"""

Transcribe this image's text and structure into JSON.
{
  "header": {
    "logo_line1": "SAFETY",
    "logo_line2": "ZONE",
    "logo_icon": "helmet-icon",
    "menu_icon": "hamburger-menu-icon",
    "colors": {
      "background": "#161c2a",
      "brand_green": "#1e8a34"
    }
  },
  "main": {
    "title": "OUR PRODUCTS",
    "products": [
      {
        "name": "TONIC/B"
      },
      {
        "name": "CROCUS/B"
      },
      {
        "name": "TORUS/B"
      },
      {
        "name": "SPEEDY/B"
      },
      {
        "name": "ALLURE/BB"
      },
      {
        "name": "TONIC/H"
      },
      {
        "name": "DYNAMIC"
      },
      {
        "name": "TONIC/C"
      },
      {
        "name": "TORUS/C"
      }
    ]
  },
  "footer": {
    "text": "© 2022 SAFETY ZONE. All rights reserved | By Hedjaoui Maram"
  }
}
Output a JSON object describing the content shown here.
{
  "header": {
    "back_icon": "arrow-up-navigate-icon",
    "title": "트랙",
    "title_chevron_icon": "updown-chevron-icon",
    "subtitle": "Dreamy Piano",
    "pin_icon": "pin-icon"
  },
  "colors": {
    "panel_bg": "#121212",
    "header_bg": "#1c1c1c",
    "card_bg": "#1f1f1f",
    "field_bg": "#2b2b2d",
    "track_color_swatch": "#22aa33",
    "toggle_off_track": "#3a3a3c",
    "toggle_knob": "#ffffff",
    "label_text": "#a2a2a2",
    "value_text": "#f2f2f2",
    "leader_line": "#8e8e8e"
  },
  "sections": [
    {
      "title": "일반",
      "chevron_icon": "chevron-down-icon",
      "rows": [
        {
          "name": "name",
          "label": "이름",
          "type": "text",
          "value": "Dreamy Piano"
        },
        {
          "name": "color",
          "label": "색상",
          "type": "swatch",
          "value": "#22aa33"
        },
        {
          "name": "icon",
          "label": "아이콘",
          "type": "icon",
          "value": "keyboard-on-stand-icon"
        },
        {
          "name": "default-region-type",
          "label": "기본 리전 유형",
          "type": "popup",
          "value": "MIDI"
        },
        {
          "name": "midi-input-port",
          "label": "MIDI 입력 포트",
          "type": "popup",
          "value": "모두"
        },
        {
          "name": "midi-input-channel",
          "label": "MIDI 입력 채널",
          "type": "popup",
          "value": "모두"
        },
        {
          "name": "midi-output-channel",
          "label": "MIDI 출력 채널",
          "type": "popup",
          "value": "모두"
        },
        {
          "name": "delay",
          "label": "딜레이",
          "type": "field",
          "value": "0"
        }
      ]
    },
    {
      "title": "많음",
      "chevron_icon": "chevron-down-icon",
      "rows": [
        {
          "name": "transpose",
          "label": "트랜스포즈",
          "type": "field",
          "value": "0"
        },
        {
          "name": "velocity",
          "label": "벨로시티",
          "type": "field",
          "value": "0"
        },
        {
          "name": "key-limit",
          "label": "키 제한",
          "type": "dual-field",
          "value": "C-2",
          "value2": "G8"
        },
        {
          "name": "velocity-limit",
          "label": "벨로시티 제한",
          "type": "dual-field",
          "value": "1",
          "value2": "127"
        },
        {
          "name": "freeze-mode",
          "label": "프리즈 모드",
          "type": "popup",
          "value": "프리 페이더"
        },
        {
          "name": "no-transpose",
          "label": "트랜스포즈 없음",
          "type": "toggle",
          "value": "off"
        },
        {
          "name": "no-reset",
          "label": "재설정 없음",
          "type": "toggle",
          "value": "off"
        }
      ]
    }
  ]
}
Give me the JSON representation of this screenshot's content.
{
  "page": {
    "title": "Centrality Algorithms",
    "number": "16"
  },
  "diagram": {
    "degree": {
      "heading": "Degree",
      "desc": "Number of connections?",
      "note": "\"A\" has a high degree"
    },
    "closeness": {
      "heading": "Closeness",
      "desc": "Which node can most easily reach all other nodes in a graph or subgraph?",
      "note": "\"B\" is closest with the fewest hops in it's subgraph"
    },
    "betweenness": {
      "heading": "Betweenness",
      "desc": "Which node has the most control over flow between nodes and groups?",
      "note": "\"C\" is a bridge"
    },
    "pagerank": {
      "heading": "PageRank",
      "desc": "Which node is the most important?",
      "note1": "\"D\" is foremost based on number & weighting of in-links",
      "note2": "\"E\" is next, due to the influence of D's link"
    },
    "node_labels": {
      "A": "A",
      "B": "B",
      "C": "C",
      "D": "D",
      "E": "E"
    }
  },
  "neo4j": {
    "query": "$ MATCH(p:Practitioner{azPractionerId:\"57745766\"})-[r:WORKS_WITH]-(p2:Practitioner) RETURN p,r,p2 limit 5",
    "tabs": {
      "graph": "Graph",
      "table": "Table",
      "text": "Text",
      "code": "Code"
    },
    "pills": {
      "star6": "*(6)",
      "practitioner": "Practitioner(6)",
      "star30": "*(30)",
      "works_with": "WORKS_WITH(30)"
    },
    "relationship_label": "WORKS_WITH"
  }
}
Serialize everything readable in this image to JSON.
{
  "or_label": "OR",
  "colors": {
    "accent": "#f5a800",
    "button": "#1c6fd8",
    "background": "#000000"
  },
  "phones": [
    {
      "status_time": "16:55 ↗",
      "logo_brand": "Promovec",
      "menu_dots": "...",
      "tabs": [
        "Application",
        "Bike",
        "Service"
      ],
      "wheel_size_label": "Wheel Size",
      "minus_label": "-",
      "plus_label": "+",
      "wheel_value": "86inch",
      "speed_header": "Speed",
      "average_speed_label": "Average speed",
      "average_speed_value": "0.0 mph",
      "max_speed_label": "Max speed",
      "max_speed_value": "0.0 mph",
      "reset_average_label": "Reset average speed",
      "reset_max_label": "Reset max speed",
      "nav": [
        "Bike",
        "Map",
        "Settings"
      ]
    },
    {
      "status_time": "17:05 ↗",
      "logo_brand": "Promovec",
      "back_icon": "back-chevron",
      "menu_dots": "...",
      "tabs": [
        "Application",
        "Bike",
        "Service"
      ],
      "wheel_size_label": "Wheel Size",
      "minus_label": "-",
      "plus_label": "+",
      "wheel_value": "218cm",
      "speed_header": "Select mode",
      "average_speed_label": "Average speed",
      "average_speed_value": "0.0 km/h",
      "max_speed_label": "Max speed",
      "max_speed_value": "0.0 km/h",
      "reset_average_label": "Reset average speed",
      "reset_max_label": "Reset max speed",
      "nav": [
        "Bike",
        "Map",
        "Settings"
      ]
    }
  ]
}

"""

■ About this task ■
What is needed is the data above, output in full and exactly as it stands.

■ Task result ■
Transcribe this image's text and structure into JSON.
{
  "header": {
    "logo_line1": "SAFETY",
    "logo_line2": "ZONE",
    "logo_icon": "helmet-icon",
    "menu_icon": "hamburger-menu-icon",
    "colors": {
      "background": "#161c2a",
      "brand_green": "#1e8a34"
    }
  },
  "main": {
    "title": "OUR PRODUCTS",
    "products": [
      {
        "name": "TONIC/B"
      },
      {
        "name": "CROCUS/B"
      },
      {
        "name": "TORUS/B"
      },
      {
        "name": "SPEEDY/B"
      },
      {
        "name": "ALLURE/BB"
      },
      {
        "name": "TONIC/H"
      },
      {
        "name": "DYNAMIC"
      },
      {
        "name": "TONIC/C"
      },
      {
        "name": "TORUS/C"
      }
    ]
  },
  "footer": {
    "text": "© 2022 SAFETY ZONE. All rights reserved | By Hedjaoui Maram"
  }
}
Output a JSON object describing the content shown here.
{
  "header": {
    "back_icon": "arrow-up-navigate-icon",
    "title": "트랙",
    "title_chevron_icon": "updown-chevron-icon",
    "subtitle": "Dreamy Piano",
    "pin_icon": "pin-icon"
  },
  "colors": {
    "panel_bg": "#121212",
    "header_bg": "#1c1c1c",
    "card_bg": "#1f1f1f",
    "field_bg": "#2b2b2d",
    "track_color_swatch": "#22aa33",
    "toggle_off_track": "#3a3a3c",
    "toggle_knob": "#ffffff",
    "label_text": "#a2a2a2",
    "value_text": "#f2f2f2",
    "leader_line": "#8e8e8e"
  },
  "sections": [
    {
      "title": "일반",
      "chevron_icon": "chevron-down-icon",
      "rows": [
        {
          "name": "name",
          "label": "이름",
          "type": "text",
          "value": "Dreamy Piano"
        },
        {
          "name": "color",
          "label": "색상",
          "type": "swatch",
          "value": "#22aa33"
        },
        {
          "name": "icon",
          "label": "아이콘",
          "type": "icon",
          "value": "keyboard-on-stand-icon"
        },
        {
          "name": "default-region-type",
          "label": "기본 리전 유형",
          "type": "popup",
          "value": "MIDI"
        },
        {
          "name": "midi-input-port",
          "label": "MIDI 입력 포트",
          "type": "popup",
          "value": "모두"
        },
        {
          "name": "midi-input-channel",
          "label": "MIDI 입력 채널",
          "type": "popup",
          "value": "모두"
        },
        {
          "name": "midi-output-channel",
          "label": "MIDI 출력 채널",
          "type": "popup",
          "value": "모두"
        },
        {
          "name": "delay",
          "label": "딜레이",
          "type": "field",
          "value": "0"
        }
      ]
    },
    {
      "title": "많음",
      "chevron_icon": "chevron-down-icon",
      "rows": [
        {
          "name": "transpose",
          "label": "트랜스포즈",
          "type": "field",
          "value": "0"
        },
        {
          "name": "velocity",
          "label": "벨로시티",
          "type": "field",
          "value": "0"
        },
        {
          "name": "key-limit",
          "label": "키 제한",
          "type": "dual-field",
          "value": "C-2",
          "value2": "G8"
        },
        {
          "name": "velocity-limit",
          "label": "벨로시티 제한",
          "type": "dual-field",
          "value": "1",
          "value2": "127"
        },
        {
          "name": "freeze-mode",
          "label": "프리즈 모드",
          "type": "popup",
          "value": "프리 페이더"
        },
        {
          "name": "no-transpose",
          "label": "트랜스포즈 없음",
          "type": "toggle",
          "value": "off"
        },
        {
          "name": "no-reset",
          "label": "재설정 없음",
          "type": "toggle",
          "value": "off"
        }
      ]
    }
  ]
}
Give me the JSON representation of this screenshot's content.
{
  "page": {
    "title": "Centrality Algorithms",
    "number": "16"
  },
  "diagram": {
    "degree": {
      "heading": "Degree",
      "desc": "Number of connections?",
      "note": "\"A\" has a high degree"
    },
    "closeness": {
      "heading": "Closeness",
      "desc": "Which node can most easily reach all other nodes in a graph or subgraph?",
      "note": "\"B\" is closest with the fewest hops in it's subgraph"
    },
    "betweenness": {
      "heading": "Betweenness",
      "desc": "Which node has the most control over flow between nodes and groups?",
      "note": "\"C\" is a bridge"
    },
    "pagerank": {
      "heading": "PageRank",
      "desc": "Which node is the most important?",
      "note1": "\"D\" is foremost based on number & weighting of in-links",
      "note2": "\"E\" is next, due to the influence of D's link"
    },
    "node_labels": {
      "A": "A",
      "B": "B",
      "C": "C",
      "D": "D",
      "E": "E"
    }
  },
  "neo4j": {
    "query": "$ MATCH(p:Practitioner{azPractionerId:\"57745766\"})-[r:WORKS_WITH]-(p2:Practitioner) RETURN p,r,p2 limit 5",
    "tabs": {
      "graph": "Graph",
      "table": "Table",
      "text": "Text",
      "code": "Code"
    },
    "pills": {
      "star6": "*(6)",
      "practitioner": "Practitioner(6)",
      "star30": "*(30)",
      "works_with": "WORKS_WITH(30)"
    },
    "relationship_label": "WORKS_WITH"
  }
}
Serialize everything readable in this image to JSON.
{
  "or_label": "OR",
  "colors": {
    "accent": "#f5a800",
    "button": "#1c6fd8",
    "background": "#000000"
  },
  "phones": [
    {
      "status_time": "16:55 ↗",
      "logo_brand": "Promovec",
      "menu_dots": "...",
      "tabs": [
        "Application",
        "Bike",
        "Service"
      ],
      "wheel_size_label": "Wheel Size",
      "minus_label": "-",
      "plus_label": "+",
      "wheel_value": "86inch",
      "speed_header": "Speed",
      "average_speed_label": "Average speed",
      "average_speed_value": "0.0 mph",
      "max_speed_label": "Max speed",
      "max_speed_value": "0.0 mph",
      "reset_average_label": "Reset average speed",
      "reset_max_label": "Reset max speed",
      "nav": [
        "Bike",
        "Map",
        "Settings"
      ]
    },
    {
      "status_time": "17:05 ↗",
      "logo_brand": "Promovec",
      "back_icon": "back-chevron",
      "menu_dots": "...",
      "tabs": [
        "Application",
        "Bike",
        "Service"
      ],
      "wheel_size_label": "Wheel Size",
      "minus_label": "-",
      "plus_label": "+",
      "wheel_value": "218cm",
      "speed_header": "Select mode",
      "average_speed_label": "Average speed",
      "average_speed_value": "0.0 km/h",
      "max_speed_label": "Max speed",
      "max_speed_value": "0.0 km/h",
      "reset_average_label": "Reset average speed",
      "reset_max_label": "Reset max speed",
      "nav": [
        "Bike",
        "Map",
        "Settings"
      ]
    }
  ]
}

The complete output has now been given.